Danielle Allen, James Bryant Conant University Professor at Harvard University, and Director of Harvard’s Edmond J. Safra Center for Ethics, is a political theorist who has published broadly in democratic theory, political sociology, and the history of political thought. Widely known for her work on justice and citizenship in both ancient Athens and modern America, Allen is the author of The World of Prometheus: The Politics of Punishing in Democratic Athens (2000), Talking to Strangers: Anxieties of Citizenship since Brown vs. the Board of Education (2004), Why Plato Wrote (2010), Our Declaration: A Reading of the Declaration of Independence in Defense of Equality (2014), Education and Equality (2016), and Cuz: The Life and Times of Michael A. (2017). She is the coeditor of the award-winning Education, Justice, and Democracy (2013, with Rob Reich) and From Voice to Influence: Understanding Citizenship in the Digital Age (2015, with Jennifer Light). She is a former chair of the Mellon Foundation Board, past chair of the Pulitzer Prize Board, and a member of the American Academy of Arts and Sciences and the American Philosophical Society.
Allen is also the principal investigator for the Democratic Knowledge Project, a distributed research and action lab at Harvard University. The Democratic Knowledge Project seeks to identify, strengthen, and disseminate the bodies of knowledge, skills, and capacities that democratic citizens need in order to succeed at operating their democracy. The lab currently has three projects underway: the Declaration Resources Project, the Humanities and Liberal Arts Assessment Project (HULA), and the Youth and Participatory Politics Action and Reflection Frame.
The George W. Gay Lecture is the oldest endowed lectureship at Harvard Medical School, and quite possibly the oldest medical ethics lectureship in the United States. The lectureship was established in 1917 by a $1,000 gift from Dr. George Washington Gay, an 1868 graduate of HMS. Gay gave Harvard the fund to provide an annual income to support lectures “to the advanced, or graduating classes in the Medical School upon Medical Ethics, and upon wise and proper methods of conducting the business of physicians, as relates to fees, collections, investments, etc.” The Gay Lectureship perpetuates his deep concern for the welfare of his patients and his appreciation of the constantly arising social and economic forces that impinge on medical care.
Since its inception, many of the nation's most influential physicians, scientists, researchers and social observers, have given the annual lecture.
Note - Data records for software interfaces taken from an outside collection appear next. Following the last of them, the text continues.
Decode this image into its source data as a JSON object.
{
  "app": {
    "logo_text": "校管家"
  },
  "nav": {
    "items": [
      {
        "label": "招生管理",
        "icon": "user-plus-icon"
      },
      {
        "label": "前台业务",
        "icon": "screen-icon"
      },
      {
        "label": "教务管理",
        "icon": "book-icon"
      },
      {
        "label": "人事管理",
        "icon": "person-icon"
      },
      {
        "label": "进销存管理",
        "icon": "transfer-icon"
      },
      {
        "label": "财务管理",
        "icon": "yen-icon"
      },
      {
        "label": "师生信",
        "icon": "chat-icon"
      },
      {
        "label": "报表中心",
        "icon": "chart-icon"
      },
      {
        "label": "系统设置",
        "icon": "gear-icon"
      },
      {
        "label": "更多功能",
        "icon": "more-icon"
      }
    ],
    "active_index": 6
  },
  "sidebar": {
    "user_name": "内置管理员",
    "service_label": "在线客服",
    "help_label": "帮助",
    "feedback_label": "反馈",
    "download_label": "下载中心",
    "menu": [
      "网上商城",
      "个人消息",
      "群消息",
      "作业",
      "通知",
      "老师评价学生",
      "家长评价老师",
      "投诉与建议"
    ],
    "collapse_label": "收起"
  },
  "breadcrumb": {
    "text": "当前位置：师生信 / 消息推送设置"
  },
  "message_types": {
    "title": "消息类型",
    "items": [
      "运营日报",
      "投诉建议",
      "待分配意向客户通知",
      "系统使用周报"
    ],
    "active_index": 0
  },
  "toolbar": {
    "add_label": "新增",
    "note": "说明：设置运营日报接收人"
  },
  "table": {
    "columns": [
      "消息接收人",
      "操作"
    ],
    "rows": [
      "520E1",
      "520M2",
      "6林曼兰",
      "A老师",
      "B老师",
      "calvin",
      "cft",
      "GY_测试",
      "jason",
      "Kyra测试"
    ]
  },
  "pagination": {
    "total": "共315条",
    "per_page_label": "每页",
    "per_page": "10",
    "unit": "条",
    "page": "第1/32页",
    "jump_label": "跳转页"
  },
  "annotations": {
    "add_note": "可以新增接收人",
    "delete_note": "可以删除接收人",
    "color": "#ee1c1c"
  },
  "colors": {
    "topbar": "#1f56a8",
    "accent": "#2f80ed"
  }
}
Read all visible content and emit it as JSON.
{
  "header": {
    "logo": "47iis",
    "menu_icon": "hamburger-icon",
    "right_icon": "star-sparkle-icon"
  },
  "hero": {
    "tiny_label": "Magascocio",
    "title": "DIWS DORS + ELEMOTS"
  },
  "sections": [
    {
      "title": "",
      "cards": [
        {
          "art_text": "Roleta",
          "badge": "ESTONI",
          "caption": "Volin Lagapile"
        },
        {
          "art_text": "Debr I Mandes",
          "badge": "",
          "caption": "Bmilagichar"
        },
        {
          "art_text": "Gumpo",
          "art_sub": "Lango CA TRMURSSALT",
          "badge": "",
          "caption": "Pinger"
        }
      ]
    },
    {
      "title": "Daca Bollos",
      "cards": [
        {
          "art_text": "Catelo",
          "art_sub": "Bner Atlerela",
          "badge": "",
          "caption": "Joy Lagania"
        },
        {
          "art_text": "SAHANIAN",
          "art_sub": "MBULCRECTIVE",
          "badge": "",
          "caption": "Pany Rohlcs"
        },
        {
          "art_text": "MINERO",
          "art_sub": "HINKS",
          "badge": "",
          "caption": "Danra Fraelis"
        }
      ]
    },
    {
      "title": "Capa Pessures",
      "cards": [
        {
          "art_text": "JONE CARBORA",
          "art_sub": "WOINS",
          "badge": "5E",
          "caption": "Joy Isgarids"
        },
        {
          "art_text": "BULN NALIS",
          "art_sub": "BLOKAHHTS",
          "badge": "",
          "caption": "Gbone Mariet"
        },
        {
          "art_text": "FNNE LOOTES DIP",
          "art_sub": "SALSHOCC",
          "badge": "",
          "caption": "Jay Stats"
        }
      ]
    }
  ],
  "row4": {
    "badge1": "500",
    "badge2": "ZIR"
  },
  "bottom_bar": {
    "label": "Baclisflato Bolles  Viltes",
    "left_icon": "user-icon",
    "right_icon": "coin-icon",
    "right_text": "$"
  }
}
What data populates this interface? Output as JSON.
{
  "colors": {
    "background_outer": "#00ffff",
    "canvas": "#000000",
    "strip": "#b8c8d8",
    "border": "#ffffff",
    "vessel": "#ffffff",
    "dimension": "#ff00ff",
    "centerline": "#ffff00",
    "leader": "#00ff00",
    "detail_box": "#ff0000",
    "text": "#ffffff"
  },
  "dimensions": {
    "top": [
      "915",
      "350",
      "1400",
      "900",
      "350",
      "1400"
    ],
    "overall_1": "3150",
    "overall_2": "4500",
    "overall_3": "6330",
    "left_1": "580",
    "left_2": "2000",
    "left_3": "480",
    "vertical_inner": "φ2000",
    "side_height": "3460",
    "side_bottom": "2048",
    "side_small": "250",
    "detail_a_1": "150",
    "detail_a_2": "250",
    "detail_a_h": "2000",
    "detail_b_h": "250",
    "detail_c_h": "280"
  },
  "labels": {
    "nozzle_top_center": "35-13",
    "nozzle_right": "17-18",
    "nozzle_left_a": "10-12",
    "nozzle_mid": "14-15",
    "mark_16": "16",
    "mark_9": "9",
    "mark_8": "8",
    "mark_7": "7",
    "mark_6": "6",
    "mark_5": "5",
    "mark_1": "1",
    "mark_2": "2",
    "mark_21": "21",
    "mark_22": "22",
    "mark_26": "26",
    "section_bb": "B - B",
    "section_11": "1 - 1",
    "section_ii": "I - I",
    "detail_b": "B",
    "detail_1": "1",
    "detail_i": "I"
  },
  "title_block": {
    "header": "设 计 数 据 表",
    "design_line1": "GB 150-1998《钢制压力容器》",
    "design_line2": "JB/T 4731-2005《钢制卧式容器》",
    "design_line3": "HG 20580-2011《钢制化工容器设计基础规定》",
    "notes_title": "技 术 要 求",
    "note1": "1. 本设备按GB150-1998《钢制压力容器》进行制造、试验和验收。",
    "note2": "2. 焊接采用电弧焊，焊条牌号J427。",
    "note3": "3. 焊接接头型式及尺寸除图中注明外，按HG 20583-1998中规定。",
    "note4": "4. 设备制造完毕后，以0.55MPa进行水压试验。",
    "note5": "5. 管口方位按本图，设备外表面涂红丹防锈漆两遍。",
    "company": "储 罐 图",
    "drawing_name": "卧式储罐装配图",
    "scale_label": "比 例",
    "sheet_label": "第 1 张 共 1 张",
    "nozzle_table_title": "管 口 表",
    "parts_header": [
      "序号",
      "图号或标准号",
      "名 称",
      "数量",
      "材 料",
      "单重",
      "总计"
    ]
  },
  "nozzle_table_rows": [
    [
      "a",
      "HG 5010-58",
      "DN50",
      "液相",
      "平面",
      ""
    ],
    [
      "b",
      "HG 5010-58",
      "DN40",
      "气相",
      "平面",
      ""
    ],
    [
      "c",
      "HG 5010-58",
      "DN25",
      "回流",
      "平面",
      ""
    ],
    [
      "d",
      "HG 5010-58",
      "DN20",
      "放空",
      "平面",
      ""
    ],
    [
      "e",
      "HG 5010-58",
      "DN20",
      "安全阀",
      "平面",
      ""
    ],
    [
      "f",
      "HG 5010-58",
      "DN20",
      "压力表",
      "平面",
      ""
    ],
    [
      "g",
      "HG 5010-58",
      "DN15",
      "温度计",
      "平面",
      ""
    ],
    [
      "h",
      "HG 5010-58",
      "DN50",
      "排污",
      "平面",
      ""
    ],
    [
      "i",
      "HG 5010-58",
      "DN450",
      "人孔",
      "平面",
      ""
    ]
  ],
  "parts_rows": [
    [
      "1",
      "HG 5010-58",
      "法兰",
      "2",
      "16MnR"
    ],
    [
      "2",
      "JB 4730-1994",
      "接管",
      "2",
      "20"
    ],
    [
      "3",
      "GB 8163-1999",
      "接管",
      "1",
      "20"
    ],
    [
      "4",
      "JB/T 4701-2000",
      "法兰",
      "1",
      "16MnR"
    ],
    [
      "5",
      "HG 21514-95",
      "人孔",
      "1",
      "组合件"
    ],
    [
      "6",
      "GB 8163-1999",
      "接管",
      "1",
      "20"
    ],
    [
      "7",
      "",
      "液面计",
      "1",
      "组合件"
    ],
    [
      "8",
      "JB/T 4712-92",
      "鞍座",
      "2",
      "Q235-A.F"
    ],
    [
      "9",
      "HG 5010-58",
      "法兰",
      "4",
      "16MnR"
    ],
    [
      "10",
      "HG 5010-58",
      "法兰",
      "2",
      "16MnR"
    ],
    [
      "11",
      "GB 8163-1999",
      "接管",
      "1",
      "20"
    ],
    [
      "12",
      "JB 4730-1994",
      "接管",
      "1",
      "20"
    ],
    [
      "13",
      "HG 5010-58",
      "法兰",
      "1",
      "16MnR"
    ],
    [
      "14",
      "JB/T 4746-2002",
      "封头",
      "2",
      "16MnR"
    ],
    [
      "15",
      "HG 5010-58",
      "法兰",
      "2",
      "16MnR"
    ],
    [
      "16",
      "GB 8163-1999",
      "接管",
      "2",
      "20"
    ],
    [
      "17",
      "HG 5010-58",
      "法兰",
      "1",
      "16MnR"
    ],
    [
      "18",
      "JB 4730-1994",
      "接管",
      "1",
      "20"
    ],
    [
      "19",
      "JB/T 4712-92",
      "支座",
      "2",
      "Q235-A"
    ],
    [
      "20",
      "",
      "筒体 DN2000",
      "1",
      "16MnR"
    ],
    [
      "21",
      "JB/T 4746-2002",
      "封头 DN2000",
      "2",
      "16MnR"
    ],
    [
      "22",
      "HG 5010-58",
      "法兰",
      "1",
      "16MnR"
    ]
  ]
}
Past lecturers include Erich Fromm, Felix Frankfurter, Margaret Mead, Elizabeth Kübler Ross, E.O. Wilson, and Joshua Lederberg have given the Gay Lecture. Elie Wiesel, Marian Wright Edelman, Paul Krugman, Nicholas Kristof, and Donald Berwick.
See details and photos from the 2018 Gay Lecture delivered by K. Anthony Appiah.
See details and photos from the 2017 Gay Lecture delivered by Michael Sandel.